    The program was developed using COSMOS/M, a commercial finite element code, on a Sun 3/60 workstation. The program considers the variation of carbon diffusivity with concentration and it accounts for carbide precipitation in a unique way. In addition, it can be applied to both conventional and vacuum carburizing.

    The program was tested by comparing its predictions with experimental measurements. The experiments involved carburizing an M50NiL specimen and measuring profiles of carbon concentration versus depth by electron microprobe. Profiles of total carbon (i.e., matrix + carbide) were obtained below both flat and curved surfaces, while below a flat surface a profile of matrix carbon was measured as well. The computer predictions involved first developing a one-dimensional model. The model was based on physical property data and two parameters that were adjusted to fit the profile measured below the flat surface. Then a two-dimensional model was developed using the same parameters, and compared with experimental profiles.
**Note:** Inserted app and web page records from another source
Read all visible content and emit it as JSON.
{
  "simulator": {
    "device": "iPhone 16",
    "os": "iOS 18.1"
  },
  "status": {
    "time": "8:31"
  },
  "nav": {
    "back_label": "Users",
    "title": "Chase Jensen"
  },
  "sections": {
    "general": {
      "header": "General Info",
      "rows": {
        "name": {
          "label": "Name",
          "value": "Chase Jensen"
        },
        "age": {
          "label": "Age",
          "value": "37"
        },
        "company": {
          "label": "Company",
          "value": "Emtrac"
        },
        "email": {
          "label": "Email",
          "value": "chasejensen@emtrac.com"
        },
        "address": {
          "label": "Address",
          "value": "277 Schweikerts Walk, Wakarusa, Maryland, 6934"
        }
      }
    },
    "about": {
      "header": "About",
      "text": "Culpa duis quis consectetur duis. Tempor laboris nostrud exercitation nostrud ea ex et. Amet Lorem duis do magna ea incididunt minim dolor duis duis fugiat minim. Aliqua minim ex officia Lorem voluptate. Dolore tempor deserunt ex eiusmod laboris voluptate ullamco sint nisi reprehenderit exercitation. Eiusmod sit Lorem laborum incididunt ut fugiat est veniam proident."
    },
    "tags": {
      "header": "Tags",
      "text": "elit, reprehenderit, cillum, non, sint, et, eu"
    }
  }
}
The results illustrate the accuracy of the model at internal and external corners.


    carburizing, finite element method, alloy steels, M50NiL

    Author Information:

    Dupen, BM
    Graduate student and professor, University of Connecticut, Storrs, CT

    Morral, JE
    Graduate student and professor, University of Connecticut, Storrs, CT

    Law, CC
    Senior research engineer, United Technologies Corporation, Pratt & Whitney, East Hartford, CT

    Committee/Subcommittee: A01.28

    DOI: 10.1520/STP24824S